Not surprisingly, given the entirely voluntary nature of the program, the DOE's overtly negative attitude, and the multiple barriers placed in the way of principals, progress towards smaller classes has been nearly imperceptible. After one year of DOE's plan, average class sizes have declined by only one tenth of a student per class in K-3, and six tenths of a student per class in other grades, according to the city's own figures - not appreciably different than enrollment decline would project. At the current snail's pace, it would take ten years to reach the city's adopted goal of twenty students in grades K- 3, and thirty years to reach 23 high school students per class, rather than the four years mandated in state law.
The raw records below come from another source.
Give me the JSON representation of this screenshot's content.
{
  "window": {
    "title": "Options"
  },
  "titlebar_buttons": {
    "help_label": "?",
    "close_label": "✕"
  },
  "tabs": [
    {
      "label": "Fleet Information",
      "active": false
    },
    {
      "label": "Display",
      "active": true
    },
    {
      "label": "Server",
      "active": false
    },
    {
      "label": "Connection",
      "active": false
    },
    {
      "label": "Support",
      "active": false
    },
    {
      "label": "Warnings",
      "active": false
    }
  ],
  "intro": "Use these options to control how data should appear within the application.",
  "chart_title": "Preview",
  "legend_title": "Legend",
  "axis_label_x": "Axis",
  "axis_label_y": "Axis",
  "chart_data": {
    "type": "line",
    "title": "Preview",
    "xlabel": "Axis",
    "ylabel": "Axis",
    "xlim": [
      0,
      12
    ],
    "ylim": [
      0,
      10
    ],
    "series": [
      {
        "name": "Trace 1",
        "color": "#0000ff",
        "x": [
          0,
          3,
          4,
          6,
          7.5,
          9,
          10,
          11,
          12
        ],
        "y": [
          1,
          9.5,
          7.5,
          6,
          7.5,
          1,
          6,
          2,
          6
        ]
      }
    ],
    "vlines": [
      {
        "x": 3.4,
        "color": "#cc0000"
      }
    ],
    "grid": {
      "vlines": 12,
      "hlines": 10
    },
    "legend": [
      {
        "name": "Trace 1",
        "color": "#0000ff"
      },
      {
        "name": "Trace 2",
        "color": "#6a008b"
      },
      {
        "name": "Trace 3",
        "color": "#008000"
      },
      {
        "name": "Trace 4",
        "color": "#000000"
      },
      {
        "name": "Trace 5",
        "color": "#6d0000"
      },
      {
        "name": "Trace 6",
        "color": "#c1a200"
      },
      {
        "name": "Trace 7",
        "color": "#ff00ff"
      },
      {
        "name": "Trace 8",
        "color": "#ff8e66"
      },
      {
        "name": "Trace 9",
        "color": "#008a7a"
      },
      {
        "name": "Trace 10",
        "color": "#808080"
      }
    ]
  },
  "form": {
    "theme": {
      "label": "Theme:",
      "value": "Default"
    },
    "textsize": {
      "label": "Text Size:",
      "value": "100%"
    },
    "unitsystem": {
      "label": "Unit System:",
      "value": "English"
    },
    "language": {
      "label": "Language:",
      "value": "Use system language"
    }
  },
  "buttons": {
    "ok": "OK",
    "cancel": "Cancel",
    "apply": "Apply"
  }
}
Though the DOE claims it had slightly improved results in terms of smaller classes in high schools by the second reporting period, this is only due to approximately 4,000 students having left the rolls between the beginning of December and late January, as a result of having dropped out or being discharged from school - not an acceptable method of class size reduction.
The DOE's failure to achieve significant improvement in class size results from multiple inherent weaknesses of the city's plan: its purely voluntary nature, the fact that principals have been given no specific class size goals to achieve, the way in which insufficient funds have been targeted to achieve these ends, and the manner in which the DOE undermines the possibility of real progress towards smaller classes through their own policies.
For example, 27 percent of principals said that overcrowding at their schools has been exacerbated by DOE having placed new schools or programs in their buildings. Yet DOE intends to add 70 more small schools or charter schools next year, the vast majority within our existing already overcrowd- ed public school infrastructure. Every new school inserted into an existing school building eats up valuable classroom space that could otherwise be used to reduce class size with new administrative offices and cluster rooms.
A large number of principals also said in response to the survey that every time they tried to reduce class size, DOE's Office of Enrollment Planning and Operations simply sent them more students, undoing all their efforts.
In conclusion: the state needs to hold DOE accountable for allocating these funds appropriately, and for reporting how schools are using funds to hire classroom teachers to reduce class size. The state should also perform the necessary oversight to see that these funds are spent according to the letter and intent of the law, and reject DOE's attempt to finance the Leadership Academy and the teacher performance pay initiative out of C4E funds, since neither is a "new or expanded" program and neither is the sort of proven program that has been shown through research or experience to improve student learning. The state should disallow the city from inserting new schools into the buildings of low-performing schools that have not yet had reduced class size to 20 in K-3 and 23 in other grades - the ostensible goals stated in the city's plan.
Most importantly, the state must require that DOE produce and implement a real class size reduction plan, with annual class size targets, show actual reductions in class size over time in specific schools, that if enacted could be expected to achieve the goals in its plan, along with a capital plan to provide the necessary space.
Without these measures, the C4E program, along with its accountability and class size requirements, as passed into law by the State Legislature, represent a cruel fiction, raising the hopes of New York City parents, teachers, and students, without any hope of seeing them fulfilled.
I call upon the New York State Department of Education to reject the DOE's present feeble plan for class size reduction and to compel DOE to comply with State Law to reduce class size in NYC.